RICHMOND- It’s that time of year again for owners and general managers in the NFL.
The Scouting Combine in Indianapolis allows team members to get a glimpse of the best college prospects and how they perform in workouts and other position drills.
Every year, one player performs so admirable that he shoots up the draft boards and vice versa. But does that performance really prove that the player is going to be successful?
The right player can change a franchise’s fortunes. The NFL Draft has evolved from the 60’s where players usually didn’t train for the draft, it has become more modernized in an attempt for teams to find good players.
The physical and mental tests that the league has developed over the years evolve with each group of players and the aptitude tests have gotten more attention in an attempt to gauge intelligence.
Players like QB Ryan Fitzpatrick, who ace the quiz portion, didn’t always see their talents translate to the game. Players like DE Mike Mamula, blew up the combine with the physical portion, didn’t translate to gameday success as their bodies could not handle the proper physicality.
The biggest fail of the combine in recent memory? Ask Green Bay Packers fans about that offensive lineman. Yup, its Tony Mandarich.
A perfect body for a lineman, great scores in physical drills. But no agility on tape and instead, he looked bigger than expected. Sure enough, Mandarich went #2 overall and was abused from the beginning.
Steroid issues, combined with not having the proper techniques and Sports Illustrated blowing him up, left Mandarich in the dust and ultiamtely brought him to the point of being a huge bust.
The Packers could have had Barry Sanders, Deion Sanders, or Derrick Thomas. Instead they chose science and technology hype through drills.
Ultimately they paid the price and it left a lasting reminder to general managers today about falling in love with technology instead of what is seen on tape against competition.
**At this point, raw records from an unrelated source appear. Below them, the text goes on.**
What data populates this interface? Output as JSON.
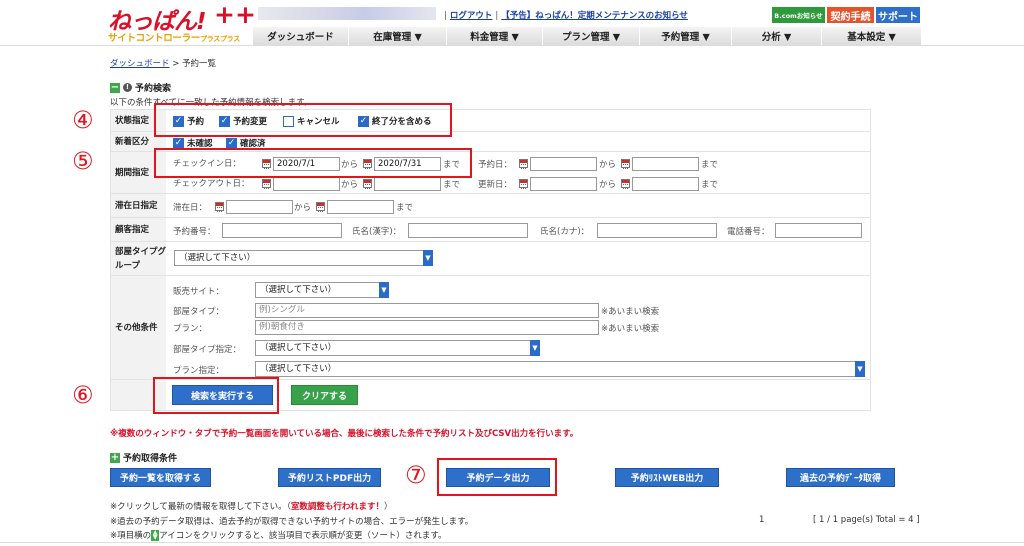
{
  "header": {
    "logo_main": "ねっぱん!",
    "logo_plus": "++",
    "logo_sub": "サイトコントローラー",
    "logo_sub_small": "プラスプラス",
    "logout": "ログアウト",
    "notice": "【予告】ねっぱん！定期メンテナンスのお知らせ",
    "bcom_button": "B.comお知らせ",
    "contract_button": "契約手続",
    "support_button": "サポート"
  },
  "nav": {
    "dashboard": "ダッシュボード",
    "inventory": "在庫管理 ▼",
    "pricing": "料金管理 ▼",
    "plans": "プラン管理 ▼",
    "reservations": "予約管理 ▼",
    "analysis": "分析 ▼",
    "settings": "基本設定 ▼"
  },
  "breadcrumb": {
    "dashboard": "ダッシュボード",
    "separator": " > ",
    "current": "予約一覧"
  },
  "search": {
    "title": "予約検索",
    "note": "以下の条件すべてに一致した予約情報を検索します。",
    "status": {
      "label": "状態指定",
      "reservation": "予約",
      "changed": "予約変更",
      "cancel": "キャンセル",
      "include_finished": "終了分を含める"
    },
    "new_class": {
      "label": "新着区分",
      "unconfirmed": "未確認",
      "confirmed": "確認済"
    },
    "period": {
      "label": "期間指定",
      "checkin": "チェックイン日：",
      "checkin_from": "2020/7/1",
      "checkin_to": "2020/7/31",
      "checkout": "チェックアウト日：",
      "reserve_date": "予約日：",
      "update_date": "更新日：",
      "from": "から",
      "until": "まで"
    },
    "stay": {
      "label": "滞在日指定",
      "stay_date": "滞在日：",
      "from": "から",
      "until": "まで"
    },
    "customer": {
      "label": "顧客指定",
      "reservation_no": "予約番号：",
      "name_kanji": "氏名(漢字)：",
      "name_kana": "氏名(カナ)：",
      "phone": "電話番号："
    },
    "room_group": {
      "label": "部屋タイプグループ",
      "select": "（選択して下さい）"
    },
    "other": {
      "label": "その他条件",
      "site": "販売サイト：",
      "site_select": "（選択して下さい）",
      "room_type": "部屋タイプ：",
      "room_type_placeholder": "例)シングル",
      "plan": "プラン：",
      "plan_placeholder": "例)朝食付き",
      "fuzzy": "※あいまい検索",
      "room_type_spec": "部屋タイプ指定：",
      "room_type_spec_select": "（選択して下さい）",
      "plan_spec": "プラン指定：",
      "plan_spec_select": "（選択して下さい）"
    },
    "execute_button": "検索を実行する",
    "clear_button": "クリアする"
  },
  "warning": "※複数のウィンドウ・タブで予約一覧画面を開いている場合、最後に検索した条件で予約リスト及びCSV出力を行います。",
  "acquire": {
    "title": "予約取得条件",
    "get_list": "予約一覧を取得する",
    "pdf": "予約リストPDF出力",
    "data_out": "予約データ出力",
    "web_out": "予約ﾘｽﾄWEB出力",
    "past": "過去の予約ﾃﾞｰﾀ取得"
  },
  "footnotes": {
    "n1_a": "※クリックして最新の情報を取得して下さい。（",
    "n1_b": "室数調整も行われます！",
    "n1_c": "）",
    "n2": "※過去の予約データ取得は、過去予約が取得できない予約サイトの場合、エラーが発生します。",
    "n3_a": "※項目横の",
    "n3_b": "アイコンをクリックすると、該当項目で表示順が変更（ソート）されます。"
  },
  "pagination": {
    "page": "1",
    "summary": "[ 1 / 1 page(s) Total = 4 ]"
  },
  "annotations": {
    "n4": "④",
    "n5": "⑤",
    "n6": "⑥",
    "n7": "⑦"
  },
  "colors": {
    "brand_red": "#d8102a",
    "accent_blue": "#2e6fc9",
    "green": "#37a24a",
    "highlight_red": "#e4141f"
  }
}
Coaches nowadays are being more careful and doing thorough research on all players, particularly quarterback because the investment made in one is lot more expensive than what you invest in another player.
This group’s QB crop has a lot to pick from and potentially, a consensus #1 overall pick, heightens the need for having the belief that the pick will be the right pick.
The 1998 Draft between Peyton Manning and Ryan Leaf was seen at the time as so close and so unpredictable. Yet now, we all know what everyone else knew. Manning was the safe pick and a Hall of Famer while Leaf………was a bust waiting to happen.
Must we forget Jamarcus Russell in 2007. Al Davis gave into the physical specimen when it wasn’t a safe pick. A portion of the media and fans already knew it wouldn’t work with Davis.
In the end, the Raiders passed on stars like Calvin Johnson, Joe Thomas, and Adrian Peterson. All because of drill scores and emotional sights of a potential franchise player that eventually set the franchise back for years.
Also noted by many, If scouts were so sure figuring out how quarterbacks are supposed to be selected, how come these so called “experts” let Tom Brady slip to the 6th round?
Brady went in the 6th round while six quarterbacks were taken ahead of him. Only one (Chris Redman, Ravens) has earned a championship ring while Tom has won 6.
The pick that stunned everyone in that draft was is that a quarterback who completed less than 50% of his passes in Spergon Wynn was taken ahead of Tom Brady by Cleveland Browns because of his physical makeup which consisted of a strong arm and high athletic ability.
Needles to say, Wynn deteriorated and never achieved any NFL prosperity unlike the man taken after him in Tom Brady.
A recent prospect in WR John Ross provided us all with the much needed information that speed alone doesn’t win in the NFL. Ross ran 4.22 40-yard dash, yet his skill set has not translated and hence he remains a bust.
The ultimate tipping point? The mental makeup and off the field issues. You can’t measure that or test for it, you have social media now to help figure that out.
Ask Johnny Manziel how things are. Immaturity at the combine and even during the pro-day, combined with bad work habits left the talented superstar out of the league and ultimately out of football.
The late Lawrence Phillips blew up the combine and the field with his stellar play, but his violence issues combined with drug abuse kept him off the field and sadly, he wound up dead in prison. A colossal waste of an investment and talent.
So if a general manager chooses to read this and ignore, don’t take my word for it. Just look at history. It does have a tendency to repeat itself. For better…..or for worse.